++++ Record excerpts
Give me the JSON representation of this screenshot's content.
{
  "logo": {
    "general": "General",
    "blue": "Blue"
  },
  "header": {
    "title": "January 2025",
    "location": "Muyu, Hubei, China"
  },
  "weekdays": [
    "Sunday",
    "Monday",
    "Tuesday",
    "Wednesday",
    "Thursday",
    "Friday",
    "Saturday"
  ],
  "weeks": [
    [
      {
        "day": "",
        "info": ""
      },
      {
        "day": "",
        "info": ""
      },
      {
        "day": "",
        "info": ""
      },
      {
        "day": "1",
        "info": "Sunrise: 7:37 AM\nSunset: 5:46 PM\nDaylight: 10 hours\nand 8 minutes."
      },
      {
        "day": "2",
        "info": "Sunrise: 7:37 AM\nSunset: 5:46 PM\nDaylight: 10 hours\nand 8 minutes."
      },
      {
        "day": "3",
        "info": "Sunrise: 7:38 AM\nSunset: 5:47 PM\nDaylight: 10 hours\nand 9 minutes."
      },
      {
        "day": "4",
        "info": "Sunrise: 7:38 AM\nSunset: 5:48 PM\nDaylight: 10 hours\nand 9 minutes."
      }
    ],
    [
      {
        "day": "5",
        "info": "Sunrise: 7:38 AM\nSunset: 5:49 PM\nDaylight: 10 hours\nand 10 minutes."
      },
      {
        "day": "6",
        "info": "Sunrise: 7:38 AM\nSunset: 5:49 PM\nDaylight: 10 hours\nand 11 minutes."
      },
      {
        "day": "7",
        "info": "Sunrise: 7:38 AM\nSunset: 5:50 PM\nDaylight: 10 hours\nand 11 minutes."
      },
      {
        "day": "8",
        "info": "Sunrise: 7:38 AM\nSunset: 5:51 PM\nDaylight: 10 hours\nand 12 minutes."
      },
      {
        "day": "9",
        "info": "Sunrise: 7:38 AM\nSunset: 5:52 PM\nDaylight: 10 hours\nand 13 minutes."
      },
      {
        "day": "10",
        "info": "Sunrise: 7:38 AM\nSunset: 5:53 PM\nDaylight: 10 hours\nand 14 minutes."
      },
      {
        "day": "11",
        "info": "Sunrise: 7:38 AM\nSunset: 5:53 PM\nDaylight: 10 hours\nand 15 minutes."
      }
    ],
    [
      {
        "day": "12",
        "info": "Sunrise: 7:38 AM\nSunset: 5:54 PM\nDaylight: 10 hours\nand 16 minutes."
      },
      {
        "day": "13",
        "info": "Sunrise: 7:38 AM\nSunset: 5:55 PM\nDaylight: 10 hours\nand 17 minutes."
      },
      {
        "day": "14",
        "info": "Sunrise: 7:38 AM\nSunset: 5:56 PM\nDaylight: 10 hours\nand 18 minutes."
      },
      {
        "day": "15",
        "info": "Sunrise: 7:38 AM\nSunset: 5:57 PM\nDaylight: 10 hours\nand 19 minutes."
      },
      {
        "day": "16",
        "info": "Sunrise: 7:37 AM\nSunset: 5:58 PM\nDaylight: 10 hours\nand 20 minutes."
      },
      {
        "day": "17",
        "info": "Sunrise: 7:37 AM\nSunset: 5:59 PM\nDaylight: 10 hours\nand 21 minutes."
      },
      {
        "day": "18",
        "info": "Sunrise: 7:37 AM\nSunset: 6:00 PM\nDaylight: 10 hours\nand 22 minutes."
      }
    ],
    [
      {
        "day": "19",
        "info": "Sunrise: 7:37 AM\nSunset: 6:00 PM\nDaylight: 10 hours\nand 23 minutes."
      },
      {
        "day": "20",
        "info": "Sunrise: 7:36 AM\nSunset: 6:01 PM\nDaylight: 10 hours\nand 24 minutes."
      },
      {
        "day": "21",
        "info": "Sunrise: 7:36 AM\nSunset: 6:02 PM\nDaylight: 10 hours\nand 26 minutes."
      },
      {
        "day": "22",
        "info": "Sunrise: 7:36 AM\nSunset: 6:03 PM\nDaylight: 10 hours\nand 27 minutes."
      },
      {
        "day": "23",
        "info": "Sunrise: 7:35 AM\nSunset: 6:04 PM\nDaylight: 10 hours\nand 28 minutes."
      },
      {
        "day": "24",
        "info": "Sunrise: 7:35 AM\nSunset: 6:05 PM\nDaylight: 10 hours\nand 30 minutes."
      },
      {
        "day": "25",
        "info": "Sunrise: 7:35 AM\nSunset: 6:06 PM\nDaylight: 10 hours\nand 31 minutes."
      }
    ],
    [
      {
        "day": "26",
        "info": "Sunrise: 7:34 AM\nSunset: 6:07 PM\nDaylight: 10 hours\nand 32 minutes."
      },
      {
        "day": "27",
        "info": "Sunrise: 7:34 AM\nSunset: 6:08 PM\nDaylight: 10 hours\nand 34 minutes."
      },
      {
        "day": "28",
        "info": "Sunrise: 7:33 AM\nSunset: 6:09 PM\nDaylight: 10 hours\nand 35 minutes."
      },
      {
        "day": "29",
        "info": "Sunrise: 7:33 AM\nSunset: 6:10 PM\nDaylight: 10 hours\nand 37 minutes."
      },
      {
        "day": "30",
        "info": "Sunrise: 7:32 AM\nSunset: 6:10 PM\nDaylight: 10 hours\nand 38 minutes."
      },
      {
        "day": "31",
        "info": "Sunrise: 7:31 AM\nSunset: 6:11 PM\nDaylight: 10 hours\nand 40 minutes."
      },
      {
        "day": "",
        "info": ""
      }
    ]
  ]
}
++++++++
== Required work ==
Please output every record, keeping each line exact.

== Output of the exercise ==
Give me the JSON representation of this screenshot's content.
{
  "logo": {
    "general": "General",
    "blue": "Blue"
  },
  "header": {
    "title": "January 2025",
    "location": "Muyu, Hubei, China"
  },
  "weekdays": [
    "Sunday",
    "Monday",
    "Tuesday",
    "Wednesday",
    "Thursday",
    "Friday",
    "Saturday"
  ],
  "weeks": [
    [
      {
        "day": "",
        "info": ""
      },
      {
        "day": "",
        "info": ""
      },
      {
        "day": "",
        "info": ""
      },
      {
        "day": "1",
        "info": "Sunrise: 7:37 AM\nSunset: 5:46 PM\nDaylight: 10 hours\nand 8 minutes."
      },
      {
        "day": "2",
        "info": "Sunrise: 7:37 AM\nSunset: 5:46 PM\nDaylight: 10 hours\nand 8 minutes."
      },
      {
        "day": "3",
        "info": "Sunrise: 7:38 AM\nSunset: 5:47 PM\nDaylight: 10 hours\nand 9 minutes."
      },
      {
        "day": "4",
        "info": "Sunrise: 7:38 AM\nSunset: 5:48 PM\nDaylight: 10 hours\nand 9 minutes."
      }
    ],
    [
      {
        "day": "5",
        "info": "Sunrise: 7:38 AM\nSunset: 5:49 PM\nDaylight: 10 hours\nand 10 minutes."
      },
      {
        "day": "6",
        "info": "Sunrise: 7:38 AM\nSunset: 5:49 PM\nDaylight: 10 hours\nand 11 minutes."
      },
      {
        "day": "7",
        "info": "Sunrise: 7:38 AM\nSunset: 5:50 PM\nDaylight: 10 hours\nand 11 minutes."
      },
      {
        "day": "8",
        "info": "Sunrise: 7:38 AM\nSunset: 5:51 PM\nDaylight: 10 hours\nand 12 minutes."
      },
      {
        "day": "9",
        "info": "Sunrise: 7:38 AM\nSunset: 5:52 PM\nDaylight: 10 hours\nand 13 minutes."
      },
      {
        "day": "10",
        "info": "Sunrise: 7:38 AM\nSunset: 5:53 PM\nDaylight: 10 hours\nand 14 minutes."
      },
      {
        "day": "11",
        "info": "Sunrise: 7:38 AM\nSunset: 5:53 PM\nDaylight: 10 hours\nand 15 minutes."
      }
    ],
    [
      {
        "day": "12",
        "info": "Sunrise: 7:38 AM\nSunset: 5:54 PM\nDaylight: 10 hours\nand 16 minutes."
      },
      {
        "day": "13",
        "info": "Sunrise: 7:38 AM\nSunset: 5:55 PM\nDaylight: 10 hours\nand 17 minutes."
      },
      {
        "day": "14",
        "info": "Sunrise: 7:38 AM\nSunset: 5:56 PM\nDaylight: 10 hours\nand 18 minutes."
      },
      {
        "day": "15",
        "info": "Sunrise: 7:38 AM\nSunset: 5:57 PM\nDaylight: 10 hours\nand 19 minutes."
      },
      {
        "day": "16",
        "info": "Sunrise: 7:37 AM\nSunset: 5:58 PM\nDaylight: 10 hours\nand 20 minutes."
      },
      {
        "day": "17",
        "info": "Sunrise: 7:37 AM\nSunset: 5:59 PM\nDaylight: 10 hours\nand 21 minutes."
      },
      {
        "day": "18",
        "info": "Sunrise: 7:37 AM\nSunset: 6:00 PM\nDaylight: 10 hours\nand 22 minutes."
      }
    ],
    [
      {
        "day": "19",
        "info": "Sunrise: 7:37 AM\nSunset: 6:00 PM\nDaylight: 10 hours\nand 23 minutes."
      },
      {
        "day": "20",
        "info": "Sunrise: 7:36 AM\nSunset: 6:01 PM\nDaylight: 10 hours\nand 24 minutes."
      },
      {
        "day": "21",
        "info": "Sunrise: 7:36 AM\nSunset: 6:02 PM\nDaylight: 10 hours\nand 26 minutes."
      },
      {
        "day": "22",
        "info": "Sunrise: 7:36 AM\nSunset: 6:03 PM\nDaylight: 10 hours\nand 27 minutes."
      },
      {
        "day": "23",
        "info": "Sunrise: 7:35 AM\nSunset: 6:04 PM\nDaylight: 10 hours\nand 28 minutes."
      },
      {
        "day": "24",
        "info": "Sunrise: 7:35 AM\nSunset: 6:05 PM\nDaylight: 10 hours\nand 30 minutes."
      },
      {
        "day": "25",
        "info": "Sunrise: 7:35 AM\nSunset: 6:06 PM\nDaylight: 10 hours\nand 31 minutes."
      }
    ],
    [
      {
        "day": "26",
        "info": "Sunrise: 7:34 AM\nSunset: 6:07 PM\nDaylight: 10 hours\nand 32 minutes."
      },
      {
        "day": "27",
        "info": "Sunrise: 7:34 AM\nSunset: 6:08 PM\nDaylight: 10 hours\nand 34 minutes."
      },
      {
        "day": "28",
        "info": "Sunrise: 7:33 AM\nSunset: 6:09 PM\nDaylight: 10 hours\nand 35 minutes."
      },
      {
        "day": "29",
        "info": "Sunrise: 7:33 AM\nSunset: 6:10 PM\nDaylight: 10 hours\nand 37 minutes."
      },
      {
        "day": "30",
        "info": "Sunrise: 7:32 AM\nSunset: 6:10 PM\nDaylight: 10 hours\nand 38 minutes."
      },
      {
        "day": "31",
        "info": "Sunrise: 7:31 AM\nSunset: 6:11 PM\nDaylight: 10 hours\nand 40 minutes."
      },
      {
        "day": "",
        "info": ""
      }
    ]
  ]
}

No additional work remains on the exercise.